Records contained in a dataset
※
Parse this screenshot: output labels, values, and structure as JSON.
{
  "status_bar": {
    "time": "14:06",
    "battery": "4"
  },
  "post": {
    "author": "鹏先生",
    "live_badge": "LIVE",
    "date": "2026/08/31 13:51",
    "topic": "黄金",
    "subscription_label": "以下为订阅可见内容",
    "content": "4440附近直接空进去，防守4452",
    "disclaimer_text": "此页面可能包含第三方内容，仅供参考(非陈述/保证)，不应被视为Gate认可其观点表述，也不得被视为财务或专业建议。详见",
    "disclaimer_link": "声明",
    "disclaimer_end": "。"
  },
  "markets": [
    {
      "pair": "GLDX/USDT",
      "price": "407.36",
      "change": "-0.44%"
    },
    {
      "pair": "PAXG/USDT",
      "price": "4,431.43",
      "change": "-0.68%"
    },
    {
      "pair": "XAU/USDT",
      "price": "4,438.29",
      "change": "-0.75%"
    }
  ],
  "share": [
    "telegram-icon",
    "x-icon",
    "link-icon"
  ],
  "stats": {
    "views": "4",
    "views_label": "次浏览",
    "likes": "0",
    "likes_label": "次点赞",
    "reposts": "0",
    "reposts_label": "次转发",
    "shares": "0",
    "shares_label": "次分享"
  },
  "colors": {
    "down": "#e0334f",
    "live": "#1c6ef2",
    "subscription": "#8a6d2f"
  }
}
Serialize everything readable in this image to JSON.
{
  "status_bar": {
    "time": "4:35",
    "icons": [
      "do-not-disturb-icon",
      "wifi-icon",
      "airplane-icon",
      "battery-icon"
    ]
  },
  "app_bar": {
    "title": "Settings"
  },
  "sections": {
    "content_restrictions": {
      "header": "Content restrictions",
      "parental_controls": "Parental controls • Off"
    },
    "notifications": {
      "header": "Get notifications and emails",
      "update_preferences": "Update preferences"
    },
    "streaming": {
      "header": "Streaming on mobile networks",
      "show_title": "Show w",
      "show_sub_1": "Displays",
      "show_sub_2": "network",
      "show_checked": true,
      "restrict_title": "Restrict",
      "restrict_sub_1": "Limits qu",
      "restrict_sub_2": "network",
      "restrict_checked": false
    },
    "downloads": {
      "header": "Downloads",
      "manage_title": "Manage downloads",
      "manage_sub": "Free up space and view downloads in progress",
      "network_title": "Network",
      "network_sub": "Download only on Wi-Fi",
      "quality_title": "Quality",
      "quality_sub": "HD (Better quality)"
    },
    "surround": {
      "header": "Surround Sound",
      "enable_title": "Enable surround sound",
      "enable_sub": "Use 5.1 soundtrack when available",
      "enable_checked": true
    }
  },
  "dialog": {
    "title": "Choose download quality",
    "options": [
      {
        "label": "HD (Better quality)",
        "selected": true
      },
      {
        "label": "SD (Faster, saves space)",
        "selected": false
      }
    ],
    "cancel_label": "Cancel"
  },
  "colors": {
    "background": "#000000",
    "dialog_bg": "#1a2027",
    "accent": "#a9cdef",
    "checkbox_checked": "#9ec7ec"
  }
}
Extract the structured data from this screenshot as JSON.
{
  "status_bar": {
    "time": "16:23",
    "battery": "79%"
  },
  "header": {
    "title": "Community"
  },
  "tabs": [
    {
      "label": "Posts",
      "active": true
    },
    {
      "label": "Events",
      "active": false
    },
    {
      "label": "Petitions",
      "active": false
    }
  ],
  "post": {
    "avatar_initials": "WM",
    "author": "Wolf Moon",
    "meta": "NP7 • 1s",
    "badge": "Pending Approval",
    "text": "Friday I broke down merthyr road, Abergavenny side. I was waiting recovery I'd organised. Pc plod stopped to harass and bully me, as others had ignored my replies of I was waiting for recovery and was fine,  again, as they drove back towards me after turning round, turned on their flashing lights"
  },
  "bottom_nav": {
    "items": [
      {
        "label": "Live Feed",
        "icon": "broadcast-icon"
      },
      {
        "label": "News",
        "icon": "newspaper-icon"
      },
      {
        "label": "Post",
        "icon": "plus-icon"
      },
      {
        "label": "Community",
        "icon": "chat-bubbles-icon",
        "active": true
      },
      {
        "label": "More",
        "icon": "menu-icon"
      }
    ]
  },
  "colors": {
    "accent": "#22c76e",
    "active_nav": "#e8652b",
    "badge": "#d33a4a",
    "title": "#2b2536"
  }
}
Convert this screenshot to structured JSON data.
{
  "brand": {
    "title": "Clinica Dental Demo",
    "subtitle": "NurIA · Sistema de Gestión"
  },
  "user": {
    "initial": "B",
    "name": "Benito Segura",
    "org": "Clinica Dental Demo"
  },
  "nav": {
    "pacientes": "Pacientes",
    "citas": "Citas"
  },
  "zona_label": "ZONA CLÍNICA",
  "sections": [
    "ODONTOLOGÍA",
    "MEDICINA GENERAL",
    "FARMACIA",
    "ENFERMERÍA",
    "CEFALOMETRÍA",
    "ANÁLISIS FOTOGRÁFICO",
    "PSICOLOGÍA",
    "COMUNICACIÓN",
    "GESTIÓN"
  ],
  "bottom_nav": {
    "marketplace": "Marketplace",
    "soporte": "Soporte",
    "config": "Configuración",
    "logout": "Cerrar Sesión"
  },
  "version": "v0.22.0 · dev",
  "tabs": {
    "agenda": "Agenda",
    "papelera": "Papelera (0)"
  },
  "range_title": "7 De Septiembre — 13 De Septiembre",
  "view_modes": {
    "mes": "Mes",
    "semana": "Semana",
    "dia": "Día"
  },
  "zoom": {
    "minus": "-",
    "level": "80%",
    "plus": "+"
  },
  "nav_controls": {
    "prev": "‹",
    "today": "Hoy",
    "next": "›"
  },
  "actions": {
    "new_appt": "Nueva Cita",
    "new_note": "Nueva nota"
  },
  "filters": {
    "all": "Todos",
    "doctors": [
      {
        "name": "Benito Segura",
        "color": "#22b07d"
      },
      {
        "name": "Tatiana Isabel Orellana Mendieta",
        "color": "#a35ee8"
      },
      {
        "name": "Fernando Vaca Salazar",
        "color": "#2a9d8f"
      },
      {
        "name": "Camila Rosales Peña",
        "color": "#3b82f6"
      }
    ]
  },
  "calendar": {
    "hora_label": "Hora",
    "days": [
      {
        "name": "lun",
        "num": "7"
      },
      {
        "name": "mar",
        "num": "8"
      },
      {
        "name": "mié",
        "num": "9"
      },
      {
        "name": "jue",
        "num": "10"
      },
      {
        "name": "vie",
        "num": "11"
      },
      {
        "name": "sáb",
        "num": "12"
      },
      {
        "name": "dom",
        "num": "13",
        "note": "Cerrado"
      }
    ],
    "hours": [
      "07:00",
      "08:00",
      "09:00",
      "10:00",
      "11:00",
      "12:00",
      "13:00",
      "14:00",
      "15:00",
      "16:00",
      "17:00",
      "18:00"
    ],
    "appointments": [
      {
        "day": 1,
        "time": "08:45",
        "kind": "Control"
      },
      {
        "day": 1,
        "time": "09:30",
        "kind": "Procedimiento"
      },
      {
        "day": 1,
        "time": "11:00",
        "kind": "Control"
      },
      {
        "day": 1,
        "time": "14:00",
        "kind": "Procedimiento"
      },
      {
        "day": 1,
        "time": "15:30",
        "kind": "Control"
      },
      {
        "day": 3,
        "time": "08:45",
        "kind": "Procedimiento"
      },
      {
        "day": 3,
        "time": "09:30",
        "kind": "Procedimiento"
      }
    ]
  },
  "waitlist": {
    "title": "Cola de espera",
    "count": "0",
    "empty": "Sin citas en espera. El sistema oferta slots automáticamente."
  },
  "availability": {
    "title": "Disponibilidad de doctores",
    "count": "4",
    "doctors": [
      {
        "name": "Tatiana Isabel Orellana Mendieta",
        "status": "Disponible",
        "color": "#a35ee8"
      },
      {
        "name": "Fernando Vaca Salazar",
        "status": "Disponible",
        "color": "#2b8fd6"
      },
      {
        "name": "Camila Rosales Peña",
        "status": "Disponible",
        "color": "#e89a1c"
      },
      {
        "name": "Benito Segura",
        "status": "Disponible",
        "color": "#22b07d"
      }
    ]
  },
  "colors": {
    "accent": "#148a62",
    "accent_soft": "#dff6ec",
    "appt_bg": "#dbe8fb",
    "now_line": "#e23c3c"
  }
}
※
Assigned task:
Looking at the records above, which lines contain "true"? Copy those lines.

Written answer:
      "show_checked": true,
      "enable_checked": true
        "selected": true
      "active": true
        "active": true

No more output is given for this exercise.